- GIVEN DATA:
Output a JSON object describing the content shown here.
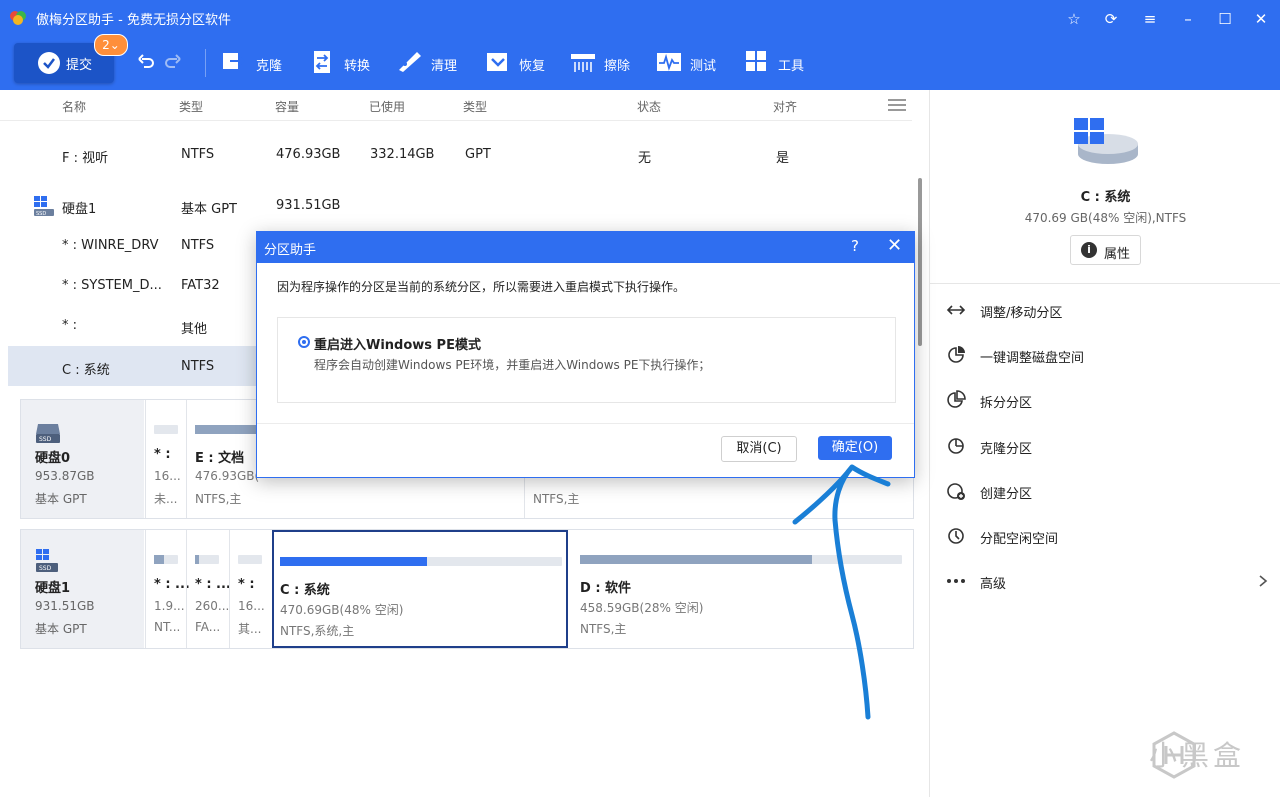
{
  "window": {
    "title": "傲梅分区助手 - 免费无损分区软件"
  },
  "toolbar": {
    "submit_label": "提交",
    "pending_count": "2",
    "items": [
      {
        "label": "克隆",
        "icon": "clone-icon"
      },
      {
        "label": "转换",
        "icon": "convert-icon"
      },
      {
        "label": "清理",
        "icon": "clean-icon"
      },
      {
        "label": "恢复",
        "icon": "recover-icon"
      },
      {
        "label": "擦除",
        "icon": "wipe-icon"
      },
      {
        "label": "测试",
        "icon": "test-icon"
      },
      {
        "label": "工具",
        "icon": "tools-icon"
      }
    ]
  },
  "table": {
    "headers": [
      "名称",
      "类型",
      "容量",
      "已使用",
      "类型",
      "状态",
      "对齐"
    ],
    "rows": [
      {
        "name": "F : 视听",
        "type": "NTFS",
        "capacity": "476.93GB",
        "used": "332.14GB",
        "ptype": "GPT",
        "status": "无",
        "align": "是"
      },
      {
        "name": "硬盘1",
        "type": "基本 GPT",
        "capacity": "931.51GB",
        "used": "",
        "ptype": "",
        "status": "",
        "align": ""
      },
      {
        "name": "* : WINRE_DRV",
        "type": "NTFS",
        "capacity": "",
        "used": "",
        "ptype": "",
        "status": "",
        "align": ""
      },
      {
        "name": "* : SYSTEM_D...",
        "type": "FAT32",
        "capacity": "",
        "used": "",
        "ptype": "",
        "status": "",
        "align": ""
      },
      {
        "name": "* :",
        "type": "其他",
        "capacity": "",
        "used": "",
        "ptype": "",
        "status": "",
        "align": ""
      },
      {
        "name": "C : 系统",
        "type": "NTFS",
        "capacity": "",
        "used": "",
        "ptype": "",
        "status": "",
        "align": ""
      }
    ]
  },
  "disk0": {
    "name": "硬盘0",
    "size": "953.87GB",
    "type": "基本 GPT",
    "partitions": [
      {
        "name": "* :",
        "size": "16...",
        "fs": "未..."
      },
      {
        "name": "E : 文档",
        "size": "476.93GB(",
        "fs": "NTFS,主"
      },
      {
        "name": "",
        "size": "",
        "fs": "NTFS,主"
      }
    ]
  },
  "disk1": {
    "name": "硬盘1",
    "size": "931.51GB",
    "type": "基本 GPT",
    "partitions": [
      {
        "name": "* : ...",
        "size": "1.9...",
        "fs": "NT..."
      },
      {
        "name": "* : ...",
        "size": "260...",
        "fs": "FA..."
      },
      {
        "name": "* :",
        "size": "16...",
        "fs": "其..."
      },
      {
        "name": "C : 系统",
        "size": "470.69GB(48% 空闲)",
        "fs": "NTFS,系统,主",
        "used_fraction": 0.52
      },
      {
        "name": "D : 软件",
        "size": "458.59GB(28% 空闲)",
        "fs": "NTFS,主",
        "used_fraction": 0.72
      }
    ]
  },
  "right_panel": {
    "selected_name": "C : 系统",
    "selected_info": "470.69 GB(48% 空闲),NTFS",
    "properties_label": "属性",
    "operations": [
      {
        "label": "调整/移动分区",
        "icon": "resize-move-icon"
      },
      {
        "label": "一键调整磁盘空间",
        "icon": "quick-adjust-icon"
      },
      {
        "label": "拆分分区",
        "icon": "split-partition-icon"
      },
      {
        "label": "克隆分区",
        "icon": "clone-partition-icon"
      },
      {
        "label": "创建分区",
        "icon": "create-partition-icon"
      },
      {
        "label": "分配空闲空间",
        "icon": "allocate-space-icon"
      },
      {
        "label": "高级",
        "icon": "more-icon"
      }
    ]
  },
  "dialog": {
    "title": "分区助手",
    "help": "?",
    "message": "因为程序操作的分区是当前的系统分区，所以需要进入重启模式下执行操作。",
    "option_title": "重启进入Windows PE模式",
    "option_desc": "程序会自动创建Windows PE环境，并重启进入Windows PE下执行操作；",
    "cancel_label": "取消(C)",
    "ok_label": "确定(O)"
  },
  "watermark": {
    "text": "小黑盒"
  },
  "colors": {
    "accent": "#2f6ef0",
    "annotation": "#1a7fd6",
    "badge": "#ff8f3a"
  }
}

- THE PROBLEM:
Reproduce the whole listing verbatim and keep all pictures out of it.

- SOLUTION TO THE PROBLEM:
Output a JSON object describing the content shown here.
{
  "window": {
    "title": "傲梅分区助手 - 免费无损分区软件"
  },
  "toolbar": {
    "submit_label": "提交",
    "pending_count": "2",
    "items": [
      {
        "label": "克隆",
        "icon": "clone-icon"
      },
      {
        "label": "转换",
        "icon": "convert-icon"
      },
      {
        "label": "清理",
        "icon": "clean-icon"
      },
      {
        "label": "恢复",
        "icon": "recover-icon"
      },
      {
        "label": "擦除",
        "icon": "wipe-icon"
      },
      {
        "label": "测试",
        "icon": "test-icon"
      },
      {
        "label": "工具",
        "icon": "tools-icon"
      }
    ]
  },
  "table": {
    "headers": [
      "名称",
      "类型",
      "容量",
      "已使用",
      "类型",
      "状态",
      "对齐"
    ],
    "rows": [
      {
        "name": "F : 视听",
        "type": "NTFS",
        "capacity": "476.93GB",
        "used": "332.14GB",
        "ptype": "GPT",
        "status": "无",
        "align": "是"
      },
      {
        "name": "硬盘1",
        "type": "基本 GPT",
        "capacity": "931.51GB",
        "used": "",
        "ptype": "",
        "status": "",
        "align": ""
      },
      {
        "name": "* : WINRE_DRV",
        "type": "NTFS",
        "capacity": "",
        "used": "",
        "ptype": "",
        "status": "",
        "align": ""
      },
      {
        "name": "* : SYSTEM_D...",
        "type": "FAT32",
        "capacity": "",
        "used": "",
        "ptype": "",
        "status": "",
        "align": ""
      },
      {
        "name": "* :",
        "type": "其他",
        "capacity": "",
        "used": "",
        "ptype": "",
        "status": "",
        "align": ""
      },
      {
        "name": "C : 系统",
        "type": "NTFS",
        "capacity": "",
        "used": "",
        "ptype": "",
        "status": "",
        "align": ""
      }
    ]
  },
  "disk0": {
    "name": "硬盘0",
    "size": "953.87GB",
    "type": "基本 GPT",
    "partitions": [
      {
        "name": "* :",
        "size": "16...",
        "fs": "未..."
      },
      {
        "name": "E : 文档",
        "size": "476.93GB(",
        "fs": "NTFS,主"
      },
      {
        "name": "",
        "size": "",
        "fs": "NTFS,主"
      }
    ]
  },
  "disk1": {
    "name": "硬盘1",
    "size": "931.51GB",
    "type": "基本 GPT",
    "partitions": [
      {
        "name": "* : ...",
        "size": "1.9...",
        "fs": "NT..."
      },
      {
        "name": "* : ...",
        "size": "260...",
        "fs": "FA..."
      },
      {
        "name": "* :",
        "size": "16...",
        "fs": "其..."
      },
      {
        "name": "C : 系统",
        "size": "470.69GB(48% 空闲)",
        "fs": "NTFS,系统,主",
        "used_fraction": 0.52
      },
      {
        "name": "D : 软件",
        "size": "458.59GB(28% 空闲)",
        "fs": "NTFS,主",
        "used_fraction": 0.72
      }
    ]
  },
  "right_panel": {
    "selected_name": "C : 系统",
    "selected_info": "470.69 GB(48% 空闲),NTFS",
    "properties_label": "属性",
    "operations": [
      {
        "label": "调整/移动分区",
        "icon": "resize-move-icon"
      },
      {
        "label": "一键调整磁盘空间",
        "icon": "quick-adjust-icon"
      },
      {
        "label": "拆分分区",
        "icon": "split-partition-icon"
      },
      {
        "label": "克隆分区",
        "icon": "clone-partition-icon"
      },
      {
        "label": "创建分区",
        "icon": "create-partition-icon"
      },
      {
        "label": "分配空闲空间",
        "icon": "allocate-space-icon"
      },
      {
        "label": "高级",
        "icon": "more-icon"
      }
    ]
  },
  "dialog": {
    "title": "分区助手",
    "help": "?",
    "message": "因为程序操作的分区是当前的系统分区，所以需要进入重启模式下执行操作。",
    "option_title": "重启进入Windows PE模式",
    "option_desc": "程序会自动创建Windows PE环境，并重启进入Windows PE下执行操作；",
    "cancel_label": "取消(C)",
    "ok_label": "确定(O)"
  },
  "watermark": {
    "text": "小黑盒"
  },
  "colors": {
    "accent": "#2f6ef0",
    "annotation": "#1a7fd6",
    "badge": "#ff8f3a"
  }
}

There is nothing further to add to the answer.